• [DESCRIPTION OF THE TASK]: Scan the listing for the word "System" and report every line that contains it.

• [TASK INPUT]:
________________________________________
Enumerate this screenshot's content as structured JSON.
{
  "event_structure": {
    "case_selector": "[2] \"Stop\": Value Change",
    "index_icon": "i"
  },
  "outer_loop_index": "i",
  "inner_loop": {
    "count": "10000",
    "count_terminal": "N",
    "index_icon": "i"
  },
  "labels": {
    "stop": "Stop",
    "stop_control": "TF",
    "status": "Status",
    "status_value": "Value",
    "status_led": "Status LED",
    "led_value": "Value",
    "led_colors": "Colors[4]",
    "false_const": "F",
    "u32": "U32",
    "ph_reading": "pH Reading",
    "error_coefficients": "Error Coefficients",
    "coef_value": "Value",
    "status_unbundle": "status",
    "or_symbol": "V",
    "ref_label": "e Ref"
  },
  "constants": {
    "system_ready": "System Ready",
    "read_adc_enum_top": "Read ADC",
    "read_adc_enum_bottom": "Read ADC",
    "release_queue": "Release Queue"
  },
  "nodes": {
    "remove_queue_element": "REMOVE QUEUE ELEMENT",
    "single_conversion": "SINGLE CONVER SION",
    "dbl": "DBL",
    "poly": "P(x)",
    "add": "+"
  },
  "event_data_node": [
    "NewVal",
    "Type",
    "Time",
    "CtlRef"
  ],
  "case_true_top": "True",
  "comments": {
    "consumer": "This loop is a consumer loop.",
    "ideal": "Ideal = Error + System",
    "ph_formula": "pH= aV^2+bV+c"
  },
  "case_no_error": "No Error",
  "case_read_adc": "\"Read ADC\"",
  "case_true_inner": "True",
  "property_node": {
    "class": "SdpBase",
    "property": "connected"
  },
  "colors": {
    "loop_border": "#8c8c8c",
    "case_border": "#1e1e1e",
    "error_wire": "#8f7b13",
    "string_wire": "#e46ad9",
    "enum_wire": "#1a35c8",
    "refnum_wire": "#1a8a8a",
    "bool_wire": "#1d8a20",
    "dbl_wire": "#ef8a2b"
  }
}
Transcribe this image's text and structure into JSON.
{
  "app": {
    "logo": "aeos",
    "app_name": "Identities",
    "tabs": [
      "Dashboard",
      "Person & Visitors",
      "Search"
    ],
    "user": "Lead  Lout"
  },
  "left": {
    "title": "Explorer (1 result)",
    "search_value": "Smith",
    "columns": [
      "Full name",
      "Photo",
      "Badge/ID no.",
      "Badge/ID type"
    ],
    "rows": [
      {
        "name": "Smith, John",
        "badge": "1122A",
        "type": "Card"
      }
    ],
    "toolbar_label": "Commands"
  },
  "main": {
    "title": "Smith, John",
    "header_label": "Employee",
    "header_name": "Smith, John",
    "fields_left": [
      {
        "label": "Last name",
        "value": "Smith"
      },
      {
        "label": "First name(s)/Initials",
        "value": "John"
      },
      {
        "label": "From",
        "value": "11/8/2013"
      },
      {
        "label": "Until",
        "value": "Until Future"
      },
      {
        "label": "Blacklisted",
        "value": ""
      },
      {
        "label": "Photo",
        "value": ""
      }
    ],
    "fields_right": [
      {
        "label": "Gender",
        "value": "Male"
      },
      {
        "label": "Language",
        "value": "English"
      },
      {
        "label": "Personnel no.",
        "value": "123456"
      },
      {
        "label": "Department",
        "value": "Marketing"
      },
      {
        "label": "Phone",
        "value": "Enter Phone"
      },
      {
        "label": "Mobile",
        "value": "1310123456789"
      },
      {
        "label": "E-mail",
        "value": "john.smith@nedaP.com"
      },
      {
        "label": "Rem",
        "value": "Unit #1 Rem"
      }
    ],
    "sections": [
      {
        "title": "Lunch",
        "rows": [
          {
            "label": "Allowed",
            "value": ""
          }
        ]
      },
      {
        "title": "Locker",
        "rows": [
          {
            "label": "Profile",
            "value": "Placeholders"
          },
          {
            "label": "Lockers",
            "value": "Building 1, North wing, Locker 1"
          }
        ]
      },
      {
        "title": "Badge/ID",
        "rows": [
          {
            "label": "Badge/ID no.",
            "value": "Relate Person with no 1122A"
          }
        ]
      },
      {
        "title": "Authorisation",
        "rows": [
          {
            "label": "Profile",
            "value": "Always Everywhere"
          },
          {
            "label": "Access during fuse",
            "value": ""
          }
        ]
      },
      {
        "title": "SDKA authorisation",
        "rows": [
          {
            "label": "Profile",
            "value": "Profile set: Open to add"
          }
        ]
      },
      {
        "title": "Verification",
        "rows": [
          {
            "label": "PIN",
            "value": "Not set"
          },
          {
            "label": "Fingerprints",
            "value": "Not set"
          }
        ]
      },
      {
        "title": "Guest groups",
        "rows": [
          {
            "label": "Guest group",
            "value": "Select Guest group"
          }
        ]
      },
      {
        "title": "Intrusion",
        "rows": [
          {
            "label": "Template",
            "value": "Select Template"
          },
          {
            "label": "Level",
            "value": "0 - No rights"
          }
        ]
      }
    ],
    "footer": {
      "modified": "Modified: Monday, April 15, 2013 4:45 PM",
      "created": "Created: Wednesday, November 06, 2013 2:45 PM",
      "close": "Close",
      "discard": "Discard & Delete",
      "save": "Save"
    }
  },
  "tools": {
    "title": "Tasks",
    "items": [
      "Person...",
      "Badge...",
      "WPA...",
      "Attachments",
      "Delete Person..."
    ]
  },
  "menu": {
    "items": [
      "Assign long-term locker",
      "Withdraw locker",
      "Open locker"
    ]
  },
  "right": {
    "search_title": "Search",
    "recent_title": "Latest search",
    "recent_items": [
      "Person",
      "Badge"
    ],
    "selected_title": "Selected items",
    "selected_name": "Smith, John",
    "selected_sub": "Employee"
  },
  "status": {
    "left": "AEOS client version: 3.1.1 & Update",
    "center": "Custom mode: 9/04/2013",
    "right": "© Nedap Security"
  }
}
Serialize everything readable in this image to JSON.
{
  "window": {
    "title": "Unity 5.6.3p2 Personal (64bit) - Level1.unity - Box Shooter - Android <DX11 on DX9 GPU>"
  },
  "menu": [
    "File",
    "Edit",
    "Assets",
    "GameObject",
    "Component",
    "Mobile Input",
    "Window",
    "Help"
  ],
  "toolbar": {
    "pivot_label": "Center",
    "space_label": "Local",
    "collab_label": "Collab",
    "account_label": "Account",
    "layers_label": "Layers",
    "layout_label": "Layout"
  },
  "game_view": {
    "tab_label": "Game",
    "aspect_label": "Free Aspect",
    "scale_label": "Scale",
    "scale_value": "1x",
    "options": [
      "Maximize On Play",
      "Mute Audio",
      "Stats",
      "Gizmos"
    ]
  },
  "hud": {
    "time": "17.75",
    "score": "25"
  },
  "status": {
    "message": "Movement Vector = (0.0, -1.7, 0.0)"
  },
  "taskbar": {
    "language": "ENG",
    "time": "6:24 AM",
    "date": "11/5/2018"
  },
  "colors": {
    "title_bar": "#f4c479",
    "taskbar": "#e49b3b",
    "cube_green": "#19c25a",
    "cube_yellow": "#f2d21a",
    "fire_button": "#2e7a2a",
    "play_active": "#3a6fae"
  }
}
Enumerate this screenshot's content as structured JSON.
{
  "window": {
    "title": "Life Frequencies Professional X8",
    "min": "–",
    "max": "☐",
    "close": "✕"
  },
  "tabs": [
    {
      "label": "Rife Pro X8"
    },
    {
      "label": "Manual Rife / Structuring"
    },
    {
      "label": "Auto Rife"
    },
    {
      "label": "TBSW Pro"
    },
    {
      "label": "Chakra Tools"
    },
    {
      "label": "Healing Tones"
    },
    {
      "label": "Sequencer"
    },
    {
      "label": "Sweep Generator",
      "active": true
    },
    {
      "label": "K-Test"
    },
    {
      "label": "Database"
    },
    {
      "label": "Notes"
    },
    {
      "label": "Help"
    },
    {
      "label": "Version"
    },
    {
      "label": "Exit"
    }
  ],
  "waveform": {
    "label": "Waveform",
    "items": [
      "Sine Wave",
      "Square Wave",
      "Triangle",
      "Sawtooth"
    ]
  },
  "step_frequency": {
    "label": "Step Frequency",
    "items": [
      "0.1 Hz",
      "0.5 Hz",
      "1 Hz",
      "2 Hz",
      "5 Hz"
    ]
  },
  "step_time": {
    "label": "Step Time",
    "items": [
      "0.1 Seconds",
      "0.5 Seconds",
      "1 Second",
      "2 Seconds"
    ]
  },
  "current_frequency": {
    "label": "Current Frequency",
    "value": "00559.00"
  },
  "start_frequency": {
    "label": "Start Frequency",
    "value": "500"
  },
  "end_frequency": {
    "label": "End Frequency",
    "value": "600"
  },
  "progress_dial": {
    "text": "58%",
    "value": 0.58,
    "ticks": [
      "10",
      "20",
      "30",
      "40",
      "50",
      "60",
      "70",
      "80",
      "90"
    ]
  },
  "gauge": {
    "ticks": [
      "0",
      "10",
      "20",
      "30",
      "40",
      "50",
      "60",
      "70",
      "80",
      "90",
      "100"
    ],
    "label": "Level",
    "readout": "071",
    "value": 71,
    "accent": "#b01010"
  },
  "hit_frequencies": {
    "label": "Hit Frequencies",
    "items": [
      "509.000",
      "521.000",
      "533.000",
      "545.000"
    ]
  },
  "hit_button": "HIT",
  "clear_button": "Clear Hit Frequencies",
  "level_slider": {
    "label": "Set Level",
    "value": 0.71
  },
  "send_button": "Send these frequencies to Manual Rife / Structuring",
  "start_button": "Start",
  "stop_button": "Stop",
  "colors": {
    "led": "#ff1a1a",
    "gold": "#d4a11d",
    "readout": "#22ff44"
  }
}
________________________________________
• [OUTPUT FOR THIS TASK]:
    "system_ready": "System Ready",
    "ideal": "Ideal = Error + System",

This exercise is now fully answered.